_WHAT NEEDS TO BE DONE_: Copy every record exactly. Nothing may be skipped.

⁂

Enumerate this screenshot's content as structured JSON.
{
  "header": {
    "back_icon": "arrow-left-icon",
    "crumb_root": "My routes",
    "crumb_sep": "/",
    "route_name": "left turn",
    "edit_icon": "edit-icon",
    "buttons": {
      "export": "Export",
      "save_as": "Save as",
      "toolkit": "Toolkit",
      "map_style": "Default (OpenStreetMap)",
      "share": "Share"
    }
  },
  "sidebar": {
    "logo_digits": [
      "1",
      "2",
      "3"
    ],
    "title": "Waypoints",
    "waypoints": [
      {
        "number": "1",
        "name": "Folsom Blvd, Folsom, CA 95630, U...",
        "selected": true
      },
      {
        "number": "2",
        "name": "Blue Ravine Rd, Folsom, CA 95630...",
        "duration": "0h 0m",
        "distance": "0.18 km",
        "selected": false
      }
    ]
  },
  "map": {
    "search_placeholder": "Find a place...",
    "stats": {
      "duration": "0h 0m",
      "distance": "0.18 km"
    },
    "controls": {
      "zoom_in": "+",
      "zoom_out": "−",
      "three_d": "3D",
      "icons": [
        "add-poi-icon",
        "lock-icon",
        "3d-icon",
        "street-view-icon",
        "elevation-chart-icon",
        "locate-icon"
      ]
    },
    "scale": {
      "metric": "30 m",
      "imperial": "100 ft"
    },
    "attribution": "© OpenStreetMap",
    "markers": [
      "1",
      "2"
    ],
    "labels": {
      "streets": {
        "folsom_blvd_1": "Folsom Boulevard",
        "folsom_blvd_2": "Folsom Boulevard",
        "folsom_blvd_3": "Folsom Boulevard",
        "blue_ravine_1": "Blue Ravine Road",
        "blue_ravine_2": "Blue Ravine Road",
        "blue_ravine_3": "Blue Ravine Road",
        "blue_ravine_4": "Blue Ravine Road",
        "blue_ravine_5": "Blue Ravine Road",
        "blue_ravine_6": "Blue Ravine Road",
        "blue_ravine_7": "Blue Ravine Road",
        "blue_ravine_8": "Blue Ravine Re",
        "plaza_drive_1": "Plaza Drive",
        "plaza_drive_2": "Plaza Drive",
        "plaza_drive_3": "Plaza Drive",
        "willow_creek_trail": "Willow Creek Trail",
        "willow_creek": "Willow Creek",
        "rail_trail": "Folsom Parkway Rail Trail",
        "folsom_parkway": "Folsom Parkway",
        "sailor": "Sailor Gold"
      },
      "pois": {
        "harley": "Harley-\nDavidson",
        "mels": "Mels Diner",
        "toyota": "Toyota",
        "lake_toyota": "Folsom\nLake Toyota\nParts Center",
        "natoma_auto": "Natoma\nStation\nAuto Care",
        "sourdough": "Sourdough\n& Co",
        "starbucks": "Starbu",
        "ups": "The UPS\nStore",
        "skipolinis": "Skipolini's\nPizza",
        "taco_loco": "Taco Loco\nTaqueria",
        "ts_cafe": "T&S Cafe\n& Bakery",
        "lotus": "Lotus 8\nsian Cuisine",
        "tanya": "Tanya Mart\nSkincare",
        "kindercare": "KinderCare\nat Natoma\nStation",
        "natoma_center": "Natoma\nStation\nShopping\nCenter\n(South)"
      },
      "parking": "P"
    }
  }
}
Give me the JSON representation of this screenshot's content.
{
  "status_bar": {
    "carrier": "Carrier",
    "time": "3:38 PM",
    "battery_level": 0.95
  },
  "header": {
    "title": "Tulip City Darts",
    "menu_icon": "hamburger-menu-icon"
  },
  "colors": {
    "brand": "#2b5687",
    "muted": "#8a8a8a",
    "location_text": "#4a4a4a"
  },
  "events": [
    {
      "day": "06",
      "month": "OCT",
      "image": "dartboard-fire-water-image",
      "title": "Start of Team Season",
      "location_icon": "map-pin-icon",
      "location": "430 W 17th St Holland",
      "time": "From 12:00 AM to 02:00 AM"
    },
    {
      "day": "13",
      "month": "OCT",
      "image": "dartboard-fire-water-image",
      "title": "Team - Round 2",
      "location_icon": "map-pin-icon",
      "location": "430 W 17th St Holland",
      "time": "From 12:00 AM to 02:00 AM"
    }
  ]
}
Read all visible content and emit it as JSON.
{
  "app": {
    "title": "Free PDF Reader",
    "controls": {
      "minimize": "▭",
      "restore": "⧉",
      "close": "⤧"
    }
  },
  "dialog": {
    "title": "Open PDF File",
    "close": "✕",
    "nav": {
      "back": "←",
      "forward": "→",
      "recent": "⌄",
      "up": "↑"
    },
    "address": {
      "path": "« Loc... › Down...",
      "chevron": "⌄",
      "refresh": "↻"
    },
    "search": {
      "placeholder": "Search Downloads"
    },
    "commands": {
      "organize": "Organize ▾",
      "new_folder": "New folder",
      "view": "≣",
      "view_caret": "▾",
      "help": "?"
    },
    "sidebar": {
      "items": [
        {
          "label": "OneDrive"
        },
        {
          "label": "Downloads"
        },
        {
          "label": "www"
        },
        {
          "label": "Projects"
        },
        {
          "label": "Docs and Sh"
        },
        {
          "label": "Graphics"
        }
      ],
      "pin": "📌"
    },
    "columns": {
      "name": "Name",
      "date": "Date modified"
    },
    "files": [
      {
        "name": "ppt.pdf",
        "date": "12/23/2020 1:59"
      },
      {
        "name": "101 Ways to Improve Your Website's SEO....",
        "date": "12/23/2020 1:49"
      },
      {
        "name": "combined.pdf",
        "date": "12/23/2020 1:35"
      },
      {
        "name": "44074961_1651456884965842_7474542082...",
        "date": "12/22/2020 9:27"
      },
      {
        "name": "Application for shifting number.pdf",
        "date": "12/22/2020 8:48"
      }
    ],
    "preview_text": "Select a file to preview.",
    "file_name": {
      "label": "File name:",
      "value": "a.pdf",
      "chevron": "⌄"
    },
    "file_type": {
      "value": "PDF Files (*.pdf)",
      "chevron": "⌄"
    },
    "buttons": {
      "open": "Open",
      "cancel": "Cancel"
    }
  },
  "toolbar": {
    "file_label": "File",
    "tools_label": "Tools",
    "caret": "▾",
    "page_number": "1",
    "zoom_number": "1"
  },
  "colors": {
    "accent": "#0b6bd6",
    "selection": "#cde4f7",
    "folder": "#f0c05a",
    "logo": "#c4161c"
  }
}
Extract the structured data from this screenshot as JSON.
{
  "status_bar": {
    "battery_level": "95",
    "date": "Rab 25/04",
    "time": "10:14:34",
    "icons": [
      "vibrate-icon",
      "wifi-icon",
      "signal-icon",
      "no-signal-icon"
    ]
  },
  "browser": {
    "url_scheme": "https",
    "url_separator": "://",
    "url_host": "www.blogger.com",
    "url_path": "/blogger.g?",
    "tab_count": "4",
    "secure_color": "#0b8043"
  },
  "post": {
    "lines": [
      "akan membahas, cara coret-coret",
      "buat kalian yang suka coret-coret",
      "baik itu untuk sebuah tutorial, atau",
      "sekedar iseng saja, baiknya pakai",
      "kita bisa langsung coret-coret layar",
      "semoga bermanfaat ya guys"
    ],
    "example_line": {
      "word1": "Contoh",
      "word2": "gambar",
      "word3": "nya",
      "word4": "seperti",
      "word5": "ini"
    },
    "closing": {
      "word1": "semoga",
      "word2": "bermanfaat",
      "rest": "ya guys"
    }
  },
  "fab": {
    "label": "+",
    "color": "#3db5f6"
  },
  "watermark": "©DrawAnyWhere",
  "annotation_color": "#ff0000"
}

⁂

_TASK ANSWER_:
Enumerate this screenshot's content as structured JSON.
{
  "header": {
    "back_icon": "arrow-left-icon",
    "crumb_root": "My routes",
    "crumb_sep": "/",
    "route_name": "left turn",
    "edit_icon": "edit-icon",
    "buttons": {
      "export": "Export",
      "save_as": "Save as",
      "toolkit": "Toolkit",
      "map_style": "Default (OpenStreetMap)",
      "share": "Share"
    }
  },
  "sidebar": {
    "logo_digits": [
      "1",
      "2",
      "3"
    ],
    "title": "Waypoints",
    "waypoints": [
      {
        "number": "1",
        "name": "Folsom Blvd, Folsom, CA 95630, U...",
        "selected": true
      },
      {
        "number": "2",
        "name": "Blue Ravine Rd, Folsom, CA 95630...",
        "duration": "0h 0m",
        "distance": "0.18 km",
        "selected": false
      }
    ]
  },
  "map": {
    "search_placeholder": "Find a place...",
    "stats": {
      "duration": "0h 0m",
      "distance": "0.18 km"
    },
    "controls": {
      "zoom_in": "+",
      "zoom_out": "−",
      "three_d": "3D",
      "icons": [
        "add-poi-icon",
        "lock-icon",
        "3d-icon",
        "street-view-icon",
        "elevation-chart-icon",
        "locate-icon"
      ]
    },
    "scale": {
      "metric": "30 m",
      "imperial": "100 ft"
    },
    "attribution": "© OpenStreetMap",
    "markers": [
      "1",
      "2"
    ],
    "labels": {
      "streets": {
        "folsom_blvd_1": "Folsom Boulevard",
        "folsom_blvd_2": "Folsom Boulevard",
        "folsom_blvd_3": "Folsom Boulevard",
        "blue_ravine_1": "Blue Ravine Road",
        "blue_ravine_2": "Blue Ravine Road",
        "blue_ravine_3": "Blue Ravine Road",
        "blue_ravine_4": "Blue Ravine Road",
        "blue_ravine_5": "Blue Ravine Road",
        "blue_ravine_6": "Blue Ravine Road",
        "blue_ravine_7": "Blue Ravine Road",
        "blue_ravine_8": "Blue Ravine Re",
        "plaza_drive_1": "Plaza Drive",
        "plaza_drive_2": "Plaza Drive",
        "plaza_drive_3": "Plaza Drive",
        "willow_creek_trail": "Willow Creek Trail",
        "willow_creek": "Willow Creek",
        "rail_trail": "Folsom Parkway Rail Trail",
        "folsom_parkway": "Folsom Parkway",
        "sailor": "Sailor Gold"
      },
      "pois": {
        "harley": "Harley-\nDavidson",
        "mels": "Mels Diner",
        "toyota": "Toyota",
        "lake_toyota": "Folsom\nLake Toyota\nParts Center",
        "natoma_auto": "Natoma\nStation\nAuto Care",
        "sourdough": "Sourdough\n& Co",
        "starbucks": "Starbu",
        "ups": "The UPS\nStore",
        "skipolinis": "Skipolini's\nPizza",
        "taco_loco": "Taco Loco\nTaqueria",
        "ts_cafe": "T&S Cafe\n& Bakery",
        "lotus": "Lotus 8\nsian Cuisine",
        "tanya": "Tanya Mart\nSkincare",
        "kindercare": "KinderCare\nat Natoma\nStation",
        "natoma_center": "Natoma\nStation\nShopping\nCenter\n(South)"
      },
      "parking": "P"
    }
  }
}
Give me the JSON representation of this screenshot's content.
{
  "status_bar": {
    "carrier": "Carrier",
    "time": "3:38 PM",
    "battery_level": 0.95
  },
  "header": {
    "title": "Tulip City Darts",
    "menu_icon": "hamburger-menu-icon"
  },
  "colors": {
    "brand": "#2b5687",
    "muted": "#8a8a8a",
    "location_text": "#4a4a4a"
  },
  "events": [
    {
      "day": "06",
      "month": "OCT",
      "image": "dartboard-fire-water-image",
      "title": "Start of Team Season",
      "location_icon": "map-pin-icon",
      "location": "430 W 17th St Holland",
      "time": "From 12:00 AM to 02:00 AM"
    },
    {
      "day": "13",
      "month": "OCT",
      "image": "dartboard-fire-water-image",
      "title": "Team - Round 2",
      "location_icon": "map-pin-icon",
      "location": "430 W 17th St Holland",
      "time": "From 12:00 AM to 02:00 AM"
    }
  ]
}
Read all visible content and emit it as JSON.
{
  "app": {
    "title": "Free PDF Reader",
    "controls": {
      "minimize": "▭",
      "restore": "⧉",
      "close": "⤧"
    }
  },
  "dialog": {
    "title": "Open PDF File",
    "close": "✕",
    "nav": {
      "back": "←",
      "forward": "→",
      "recent": "⌄",
      "up": "↑"
    },
    "address": {
      "path": "« Loc... › Down...",
      "chevron": "⌄",
      "refresh": "↻"
    },
    "search": {
      "placeholder": "Search Downloads"
    },
    "commands": {
      "organize": "Organize ▾",
      "new_folder": "New folder",
      "view": "≣",
      "view_caret": "▾",
      "help": "?"
    },
    "sidebar": {
      "items": [
        {
          "label": "OneDrive"
        },
        {
          "label": "Downloads"
        },
        {
          "label": "www"
        },
        {
          "label": "Projects"
        },
        {
          "label": "Docs and Sh"
        },
        {
          "label": "Graphics"
        }
      ],
      "pin": "📌"
    },
    "columns": {
      "name": "Name",
      "date": "Date modified"
    },
    "files": [
      {
        "name": "ppt.pdf",
        "date": "12/23/2020 1:59"
      },
      {
        "name": "101 Ways to Improve Your Website's SEO....",
        "date": "12/23/2020 1:49"
      },
      {
        "name": "combined.pdf",
        "date": "12/23/2020 1:35"
      },
      {
        "name": "44074961_1651456884965842_7474542082...",
        "date": "12/22/2020 9:27"
      },
      {
        "name": "Application for shifting number.pdf",
        "date": "12/22/2020 8:48"
      }
    ],
    "preview_text": "Select a file to preview.",
    "file_name": {
      "label": "File name:",
      "value": "a.pdf",
      "chevron": "⌄"
    },
    "file_type": {
      "value": "PDF Files (*.pdf)",
      "chevron": "⌄"
    },
    "buttons": {
      "open": "Open",
      "cancel": "Cancel"
    }
  },
  "toolbar": {
    "file_label": "File",
    "tools_label": "Tools",
    "caret": "▾",
    "page_number": "1",
    "zoom_number": "1"
  },
  "colors": {
    "accent": "#0b6bd6",
    "selection": "#cde4f7",
    "folder": "#f0c05a",
    "logo": "#c4161c"
  }
}
Extract the structured data from this screenshot as JSON.
{
  "status_bar": {
    "battery_level": "95",
    "date": "Rab 25/04",
    "time": "10:14:34",
    "icons": [
      "vibrate-icon",
      "wifi-icon",
      "signal-icon",
      "no-signal-icon"
    ]
  },
  "browser": {
    "url_scheme": "https",
    "url_separator": "://",
    "url_host": "www.blogger.com",
    "url_path": "/blogger.g?",
    "tab_count": "4",
    "secure_color": "#0b8043"
  },
  "post": {
    "lines": [
      "akan membahas, cara coret-coret",
      "buat kalian yang suka coret-coret",
      "baik itu untuk sebuah tutorial, atau",
      "sekedar iseng saja, baiknya pakai",
      "kita bisa langsung coret-coret layar",
      "semoga bermanfaat ya guys"
    ],
    "example_line": {
      "word1": "Contoh",
      "word2": "gambar",
      "word3": "nya",
      "word4": "seperti",
      "word5": "ini"
    },
    "closing": {
      "word1": "semoga",
      "word2": "bermanfaat",
      "rest": "ya guys"
    }
  },
  "fab": {
    "label": "+",
    "color": "#3db5f6"
  },
  "watermark": "©DrawAnyWhere",
  "annotation_color": "#ff0000"
}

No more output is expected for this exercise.